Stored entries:
──────────

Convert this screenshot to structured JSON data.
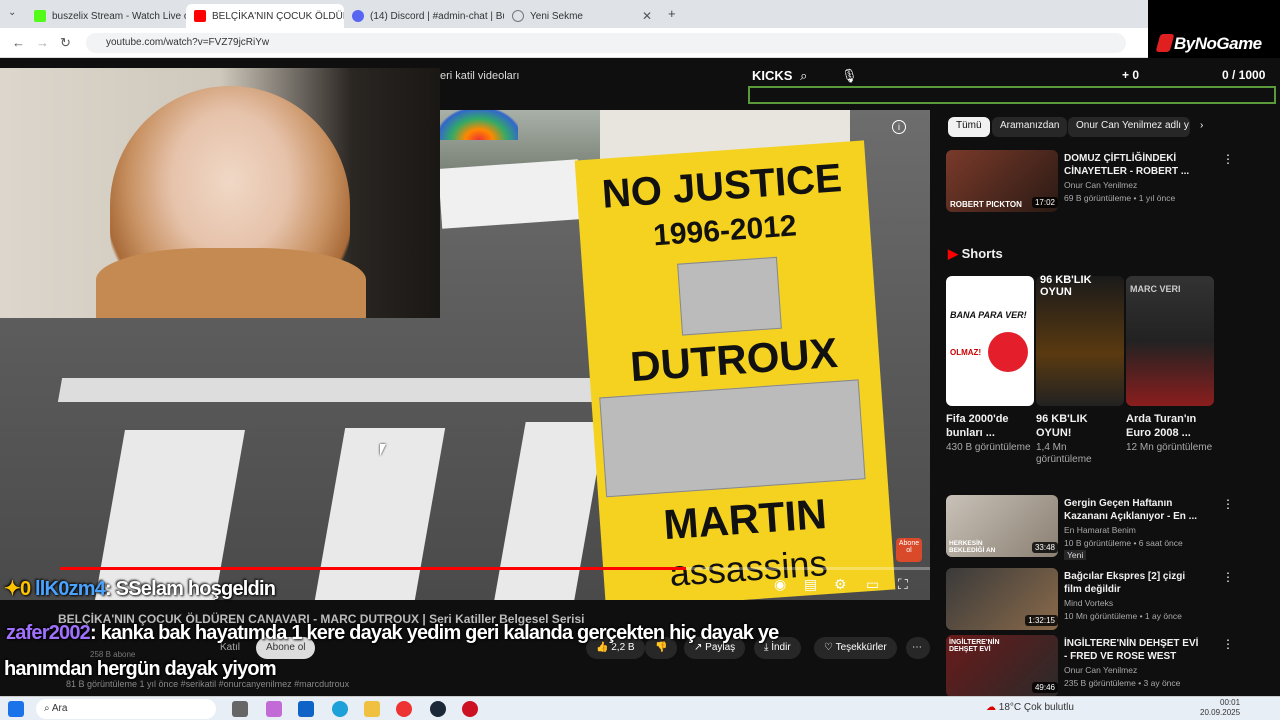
{
  "browser": {
    "tabs": [
      {
        "label": "buszelix Stream - Watch Live o",
        "color": "#53fc18"
      },
      {
        "label": "BELÇİKA'NIN ÇOCUK ÖLDÜREN",
        "color": "#ff0000"
      },
      {
        "label": "(14) Discord | #admin-chat | Bu",
        "color": "#5865f2"
      },
      {
        "label": "Yeni Sekme",
        "color": "#777777"
      }
    ],
    "url": "youtube.com/watch?v=FVZ79jcRiYw"
  },
  "brand": {
    "name": "ByNoGame"
  },
  "overlay": {
    "kicks_label": "KICKS",
    "counter": "0 / 1000",
    "plus_count": "0"
  },
  "youtube": {
    "search_text": "eri katil videoları",
    "video_title": "BELÇİKA'NIN ÇOCUK ÖLDÜREN CANAVARI - MARC DUTROUX | Seri Katiller Belgesel Serisi",
    "channel_subs": "258 B abone",
    "join_label": "Katıl",
    "subscribe_label": "Abone ol",
    "likes": "2,2 B",
    "share_label": "Paylaş",
    "download_label": "İndir",
    "thanks_label": "Teşekkürler",
    "view_line": "81 B görüntüleme  1 yıl önce  #serikatil #onurcanyenilmez #marcdutroux",
    "progress": 0.72,
    "watermark": "Abone ol",
    "sign": {
      "line1": "NO JUSTICE",
      "line2": "1996-2012",
      "line3": "DUTROUX",
      "line4": "MARTIN",
      "line5": "assassins"
    }
  },
  "chips": [
    "Tümü",
    "Aramanızdan",
    "Onur Can Yenilmez adlı y"
  ],
  "recommended": [
    {
      "title": "DOMUZ ÇİFTLİĞİNDEKİ CİNAYETLER - ROBERT ...",
      "channel": "Onur Can Yenilmez",
      "meta": "69 B görüntüleme • 1 yıl önce",
      "duration": "17:02",
      "thumb_text": "ROBERT PICKTON"
    },
    {
      "title": "Gergin Geçen Haftanın Kazananı Açıklanıyor - En ...",
      "channel": "En Hamarat Benim",
      "meta": "10 B görüntüleme • 6 saat önce",
      "badge": "Yeni",
      "duration": "33:48",
      "thumb_text": "HERKESİN BEKLEDİĞİ AN"
    },
    {
      "title": "Bağcılar Ekspres [2] çizgi film değildir",
      "channel": "Mind Vorteks",
      "meta": "10 Mn görüntüleme • 1 ay önce",
      "duration": "1:32:15",
      "thumb_text": ""
    },
    {
      "title": "İNGİLTERE'NİN DEHŞET EVİ - FRED VE ROSE WEST",
      "channel": "Onur Can Yenilmez",
      "meta": "235 B görüntüleme • 3 ay önce",
      "duration": "49:46",
      "thumb_text": "İNGİLTERE'NİN DEHŞET EVİ"
    }
  ],
  "shorts": {
    "heading": "Shorts",
    "items": [
      {
        "title": "Fifa 2000'de bunları ...",
        "views": "430 B görüntüleme",
        "thumb_top": "BANA PARA VER!",
        "thumb_bottom": "OLMAZ!"
      },
      {
        "title": "96 KB'LIK OYUN!",
        "views": "1,4 Mn görüntüleme",
        "thumb_top": "96 KB'LIK OYUN",
        "thumb_bottom": ""
      },
      {
        "title": "Arda Turan'ın Euro 2008 ...",
        "views": "12 Mn görüntüleme",
        "thumb_top": "MARC VERI",
        "thumb_bottom": ""
      }
    ]
  },
  "chat": [
    {
      "user": "llK0zm4",
      "user_color": "#4aa3ff",
      "message": ": SSelam hoşgeldin"
    },
    {
      "user": "zafer2002",
      "user_color": "#a070ff",
      "message": ": kanka bak hayatımda 1 kere dayak yedim geri kalanda gerçekten hiç dayak ye"
    },
    {
      "user": "",
      "user_color": "#ffffff",
      "message": "hanımdan hergün dayak yiyom"
    }
  ],
  "taskbar": {
    "search": "Ara",
    "weather": "18°C  Çok bulutlu",
    "time": "00:01",
    "date": "20.09.2025"
  }
}
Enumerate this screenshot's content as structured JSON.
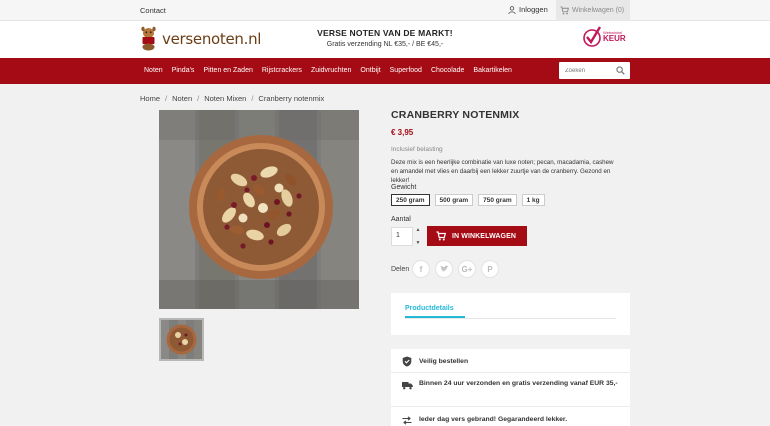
{
  "topbar": {
    "contact": "Contact",
    "login": "Inloggen",
    "cart": "Winkelwagen (0)"
  },
  "header": {
    "logo_text": "versenoten.nl",
    "promo_title": "VERSE NOTEN VAN DE MARKT!",
    "promo_sub": "Gratis verzending NL €35,- / BE €45,-",
    "keur_small": "Webwinkel",
    "keur_big": "KEUR"
  },
  "nav": {
    "items": [
      "Noten",
      "Pinda's",
      "Pitten en Zaden",
      "Rijstcrackers",
      "Zuidvruchten",
      "Ontbijt",
      "Superfood",
      "Chocolade",
      "Bakartikelen"
    ],
    "search_placeholder": "Zoeken"
  },
  "breadcrumb": [
    "Home",
    "Noten",
    "Noten Mixen",
    "Cranberry notenmix"
  ],
  "product": {
    "title": "CRANBERRY NOTENMIX",
    "price": "€ 3,95",
    "tax": "Inclusief belasting",
    "description": "Deze mix is een heerlijke combinatie van luxe noten; pecan, macadamia, cashew en amandel met vlies en daarbij een lekker zuurtje van de cranberry. Gezond en lekker!",
    "weight_label": "Gewicht",
    "variants": [
      "250 gram",
      "500 gram",
      "750 gram",
      "1 kg"
    ],
    "selected_variant": "250 gram",
    "qty_label": "Aantal",
    "qty_value": "1",
    "add_to_cart": "IN WINKELWAGEN",
    "share_label": "Delen"
  },
  "tabs": {
    "active": "Productdetails"
  },
  "reassurance": [
    "Veilig bestellen",
    "Binnen 24 uur verzonden en gratis verzending vanaf EUR 35,-",
    "Ieder dag vers gebrand! Gegarandeerd lekker."
  ],
  "colors": {
    "brand_red": "#a50b14",
    "accent_blue": "#24b9d7",
    "keur_pink": "#c2185b"
  }
}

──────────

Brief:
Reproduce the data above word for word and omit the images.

Result below:
Convert this screenshot to structured JSON data.
{
  "browser": {
    "tabs": [
      {
        "label": "buszelix Stream - Watch Live o",
        "color": "#53fc18"
      },
      {
        "label": "BELÇİKA'NIN ÇOCUK ÖLDÜREN",
        "color": "#ff0000"
      },
      {
        "label": "(14) Discord | #admin-chat | Bu",
        "color": "#5865f2"
      },
      {
        "label": "Yeni Sekme",
        "color": "#777777"
      }
    ],
    "url": "youtube.com/watch?v=FVZ79jcRiYw"
  },
  "brand": {
    "name": "ByNoGame"
  },
  "overlay": {
    "kicks_label": "KICKS",
    "counter": "0 / 1000",
    "plus_count": "0"
  },
  "youtube": {
    "search_text": "eri katil videoları",
    "video_title": "BELÇİKA'NIN ÇOCUK ÖLDÜREN CANAVARI - MARC DUTROUX | Seri Katiller Belgesel Serisi",
    "channel_subs": "258 B abone",
    "join_label": "Katıl",
    "subscribe_label": "Abone ol",
    "likes": "2,2 B",
    "share_label": "Paylaş",
    "download_label": "İndir",
    "thanks_label": "Teşekkürler",
    "view_line": "81 B görüntüleme  1 yıl önce  #serikatil #onurcanyenilmez #marcdutroux",
    "progress": 0.72,
    "watermark": "Abone ol",
    "sign": {
      "line1": "NO JUSTICE",
      "line2": "1996-2012",
      "line3": "DUTROUX",
      "line4": "MARTIN",
      "line5": "assassins"
    }
  },
  "chips": [
    "Tümü",
    "Aramanızdan",
    "Onur Can Yenilmez adlı y"
  ],
  "recommended": [
    {
      "title": "DOMUZ ÇİFTLİĞİNDEKİ CİNAYETLER - ROBERT ...",
      "channel": "Onur Can Yenilmez",
      "meta": "69 B görüntüleme • 1 yıl önce",
      "duration": "17:02",
      "thumb_text": "ROBERT PICKTON"
    },
    {
      "title": "Gergin Geçen Haftanın Kazananı Açıklanıyor - En ...",
      "channel": "En Hamarat Benim",
      "meta": "10 B görüntüleme • 6 saat önce",
      "badge": "Yeni",
      "duration": "33:48",
      "thumb_text": "HERKESİN BEKLEDİĞİ AN"
    },
    {
      "title": "Bağcılar Ekspres [2] çizgi film değildir",
      "channel": "Mind Vorteks",
      "meta": "10 Mn görüntüleme • 1 ay önce",
      "duration": "1:32:15",
      "thumb_text": ""
    },
    {
      "title": "İNGİLTERE'NİN DEHŞET EVİ - FRED VE ROSE WEST",
      "channel": "Onur Can Yenilmez",
      "meta": "235 B görüntüleme • 3 ay önce",
      "duration": "49:46",
      "thumb_text": "İNGİLTERE'NİN DEHŞET EVİ"
    }
  ],
  "shorts": {
    "heading": "Shorts",
    "items": [
      {
        "title": "Fifa 2000'de bunları ...",
        "views": "430 B görüntüleme",
        "thumb_top": "BANA PARA VER!",
        "thumb_bottom": "OLMAZ!"
      },
      {
        "title": "96 KB'LIK OYUN!",
        "views": "1,4 Mn görüntüleme",
        "thumb_top": "96 KB'LIK OYUN",
        "thumb_bottom": ""
      },
      {
        "title": "Arda Turan'ın Euro 2008 ...",
        "views": "12 Mn görüntüleme",
        "thumb_top": "MARC VERI",
        "thumb_bottom": ""
      }
    ]
  },
  "chat": [
    {
      "user": "llK0zm4",
      "user_color": "#4aa3ff",
      "message": ": SSelam hoşgeldin"
    },
    {
      "user": "zafer2002",
      "user_color": "#a070ff",
      "message": ": kanka bak hayatımda 1 kere dayak yedim geri kalanda gerçekten hiç dayak ye"
    },
    {
      "user": "",
      "user_color": "#ffffff",
      "message": "hanımdan hergün dayak yiyom"
    }
  ],
  "taskbar": {
    "search": "Ara",
    "weather": "18°C  Çok bulutlu",
    "time": "00:01",
    "date": "20.09.2025"
  }
}
Enumerate this screenshot's content as structured JSON.
{
  "topbar": {
    "contact": "Contact",
    "login": "Inloggen",
    "cart": "Winkelwagen (0)"
  },
  "header": {
    "logo_text": "versenoten.nl",
    "promo_title": "VERSE NOTEN VAN DE MARKT!",
    "promo_sub": "Gratis verzending NL €35,- / BE €45,-",
    "keur_small": "Webwinkel",
    "keur_big": "KEUR"
  },
  "nav": {
    "items": [
      "Noten",
      "Pinda's",
      "Pitten en Zaden",
      "Rijstcrackers",
      "Zuidvruchten",
      "Ontbijt",
      "Superfood",
      "Chocolade",
      "Bakartikelen"
    ],
    "search_placeholder": "Zoeken"
  },
  "breadcrumb": [
    "Home",
    "Noten",
    "Noten Mixen",
    "Cranberry notenmix"
  ],
  "product": {
    "title": "CRANBERRY NOTENMIX",
    "price": "€ 3,95",
    "tax": "Inclusief belasting",
    "description": "Deze mix is een heerlijke combinatie van luxe noten; pecan, macadamia, cashew en amandel met vlies en daarbij een lekker zuurtje van de cranberry. Gezond en lekker!",
    "weight_label": "Gewicht",
    "variants": [
      "250 gram",
      "500 gram",
      "750 gram",
      "1 kg"
    ],
    "selected_variant": "250 gram",
    "qty_label": "Aantal",
    "qty_value": "1",
    "add_to_cart": "IN WINKELWAGEN",
    "share_label": "Delen"
  },
  "tabs": {
    "active": "Productdetails"
  },
  "reassurance": [
    "Veilig bestellen",
    "Binnen 24 uur verzonden en gratis verzending vanaf EUR 35,-",
    "Ieder dag vers gebrand! Gegarandeerd lekker."
  ],
  "colors": {
    "brand_red": "#a50b14",
    "accent_blue": "#24b9d7",
    "keur_pink": "#c2185b"
  }
}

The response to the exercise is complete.